NEW YORK (Reuters) - The Southern California megachurch founded by televangelist Robert Schuller filed for bankruptcy court protection, saying a number of creditors had opted not to prolong a moratorium on debt payments.
Crystal Cathedral Ministries, best known for its weekly “Hour of Power” television program that it claims has 20 million viewers, listed assets and debts of between $50 million and $100 million each, according to documents filed on Monday in U.S. Bankruptcy Court in Santa Ana, California. Its largest creditors include several U.S. television stations.
The church, based in Garden Grove in Orange County, has 3,000 members, according to the Hartford Institute for Religion Research.
The church is contending with overwhelming expenses incurred in 2009, “when budgets could not be cut fast enough to keep up with the unprecedented rapid decline in revenue due to the recession,” Senior Pastor Sheila Schuller Coleman said in a statement posted on the church’s web site.

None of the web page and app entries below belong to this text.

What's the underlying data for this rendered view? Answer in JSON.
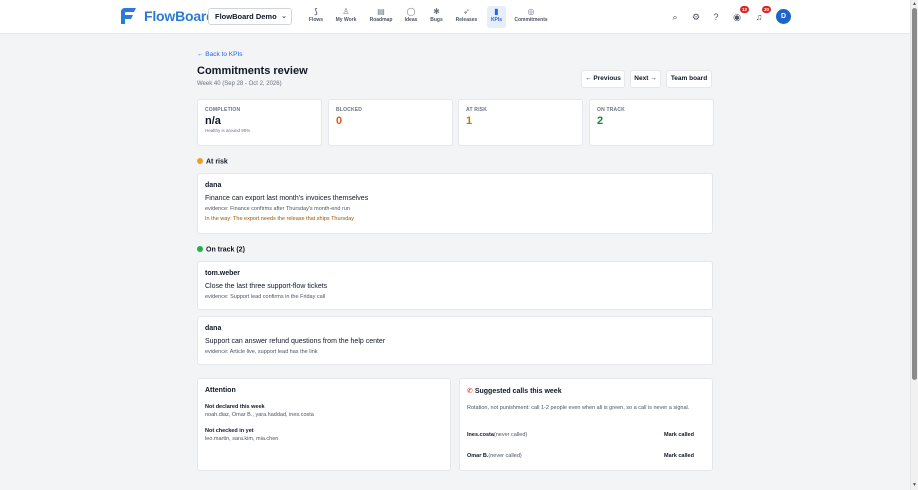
{
  "app": {
    "name": "FlowBoard",
    "project": "FlowBoard Demo",
    "user_initial": "D"
  },
  "nav": [
    {
      "label": "Flows",
      "icon": "flows-icon",
      "glyph": "⟆"
    },
    {
      "label": "My Work",
      "icon": "person-icon",
      "glyph": "♙"
    },
    {
      "label": "Roadmap",
      "icon": "roadmap-icon",
      "glyph": "▤"
    },
    {
      "label": "Ideas",
      "icon": "lightbulb-icon",
      "glyph": "◯"
    },
    {
      "label": "Bugs",
      "icon": "bug-icon",
      "glyph": "✱"
    },
    {
      "label": "Releases",
      "icon": "rocket-icon",
      "glyph": "➶"
    },
    {
      "label": "KPIs",
      "icon": "bar-chart-icon",
      "glyph": "▮"
    },
    {
      "label": "Commitments",
      "icon": "commitments-icon",
      "glyph": "◎"
    }
  ],
  "topbar": {
    "notifications_badge_1": "12",
    "notifications_badge_2": "30"
  },
  "header": {
    "back": "← Back to KPIs",
    "title": "Commitments review",
    "week": "Week 40 (Sep 28 - Oct 2, 2026)",
    "prev": "← Previous",
    "next": "Next →",
    "team_board": "Team board"
  },
  "stats": [
    {
      "label": "COMPLETION",
      "value": "n/a",
      "sub": "Healthy is around 90%",
      "color": "#111827"
    },
    {
      "label": "BLOCKED",
      "value": "0",
      "sub": "",
      "color": "#dc5a1e"
    },
    {
      "label": "AT RISK",
      "value": "1",
      "sub": "",
      "color": "#c27a00"
    },
    {
      "label": "ON TRACK",
      "value": "2",
      "sub": "",
      "color": "#16843c"
    }
  ],
  "at_risk": {
    "heading": "At risk",
    "dot_color": "#f0a020",
    "items": [
      {
        "owner": "dana",
        "title": "Finance can export last month's invoices themselves",
        "evidence": "evidence: Finance confirms after Thursday's month-end run",
        "blocker": "In the way: The export needs the release that ships Thursday"
      }
    ]
  },
  "on_track": {
    "heading": "On track (2)",
    "dot_color": "#22b04b",
    "items": [
      {
        "owner": "tom.weber",
        "title": "Close the last three support-flow tickets",
        "evidence": "evidence: Support lead confirms in the Friday call"
      },
      {
        "owner": "dana",
        "title": "Support can answer refund questions from the help center",
        "evidence": "evidence: Article live, support lead has the link"
      }
    ]
  },
  "attention": {
    "title": "Attention",
    "not_declared_label": "Not declared this week",
    "not_declared": "noah.diaz, Omar B., yara.haddad, ines.costa",
    "not_checked_label": "Not checked in yet",
    "not_checked": "leo.martin, sara.kim, mia.chen"
  },
  "calls": {
    "title": "Suggested calls this week",
    "description": "Rotation, not punishment: call 1-2 people even when all is green, so a call is never a signal.",
    "rows": [
      {
        "name": "Ines.costa",
        "note": "(never called)",
        "action": "Mark called"
      },
      {
        "name": "Omar B.",
        "note": "(never called)",
        "action": "Mark called"
      }
    ]
  }
}
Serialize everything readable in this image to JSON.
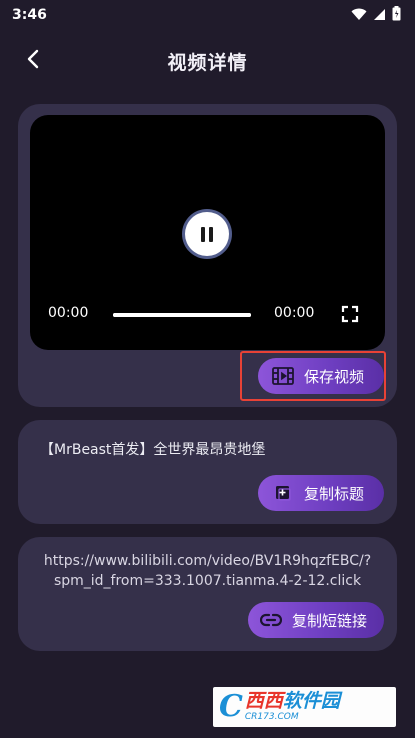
{
  "status_bar": {
    "time": "3:46",
    "icons": [
      "wifi-icon",
      "signal-icon",
      "battery-icon"
    ]
  },
  "header": {
    "back_icon": "chevron-left-icon",
    "title": "视频详情"
  },
  "player": {
    "current_time": "00:00",
    "total_time": "00:00",
    "progress": 1.0,
    "state_icon": "pause-icon",
    "fullscreen_icon": "fullscreen-icon"
  },
  "actions": {
    "save_video_label": "保存视频",
    "save_video_icon": "film-icon",
    "copy_title_label": "复制标题",
    "copy_title_icon": "add-copy-icon",
    "copy_link_label": "复制短链接",
    "copy_link_icon": "link-icon"
  },
  "video": {
    "title": "【MrBeast首发】全世界最昂贵地堡",
    "url": "https://www.bilibili.com/video/BV1R9hqzfEBC/?spm_id_from=333.1007.tianma.4-2-12.click"
  },
  "watermark": {
    "logo_letter": "C",
    "brand_left": "西西",
    "brand_right": "软件园",
    "domain": "CR173.COM"
  },
  "colors": {
    "background": "#201b2b",
    "card": "#35304a",
    "accent_start": "#8d55d9",
    "accent_end": "#5a2fa6",
    "highlight": "#e84236"
  }
}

Coleman said the church’s most recent financial reports indicate the best cash flow it has had in a decade, and said the churches activities, including broadcasts of “Hour of Power,” would continue as normal.
The church decided to seek Chapter 11 protection after some of its creditors sued for payment, according to the statement.
Hundreds of U.S. churches have defaulted on loans and even filed for bankruptcy as they struggle to pay debts leftover from a historic building boom now that a deep economic downturn has cut into offerings.
Financial woes have hit many large congregrations, from Without Walls International Church of Florida to Shore Christian Center in New Jersey, which filed for bankruptcy.
The case is 10-24771, U.S. Bankruptcy Court, Central District of California.
Reporting by Phil Wahba and Tom Hals; Editing by Dhara Ranasinghe